» **TASK DIRECTIONS**
The whole listing is to be printed again exactly.

» **TASK MATERIAL**

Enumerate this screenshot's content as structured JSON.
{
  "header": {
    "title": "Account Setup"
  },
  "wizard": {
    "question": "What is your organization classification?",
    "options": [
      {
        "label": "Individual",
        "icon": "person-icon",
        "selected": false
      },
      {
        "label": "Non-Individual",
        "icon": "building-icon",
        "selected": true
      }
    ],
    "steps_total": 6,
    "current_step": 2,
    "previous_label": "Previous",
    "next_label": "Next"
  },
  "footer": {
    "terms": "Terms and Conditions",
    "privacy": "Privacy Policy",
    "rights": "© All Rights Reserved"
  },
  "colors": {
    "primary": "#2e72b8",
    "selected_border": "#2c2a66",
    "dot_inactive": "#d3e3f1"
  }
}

» **SOLUTION FOR THIS PROBLEM**
Enumerate this screenshot's content as structured JSON.
{
  "header": {
    "title": "Account Setup"
  },
  "wizard": {
    "question": "What is your organization classification?",
    "options": [
      {
        "label": "Individual",
        "icon": "person-icon",
        "selected": false
      },
      {
        "label": "Non-Individual",
        "icon": "building-icon",
        "selected": true
      }
    ],
    "steps_total": 6,
    "current_step": 2,
    "previous_label": "Previous",
    "next_label": "Next"
  },
  "footer": {
    "terms": "Terms and Conditions",
    "privacy": "Privacy Policy",
    "rights": "© All Rights Reserved"
  },
  "colors": {
    "primary": "#2e72b8",
    "selected_border": "#2c2a66",
    "dot_inactive": "#d3e3f1"
  }
}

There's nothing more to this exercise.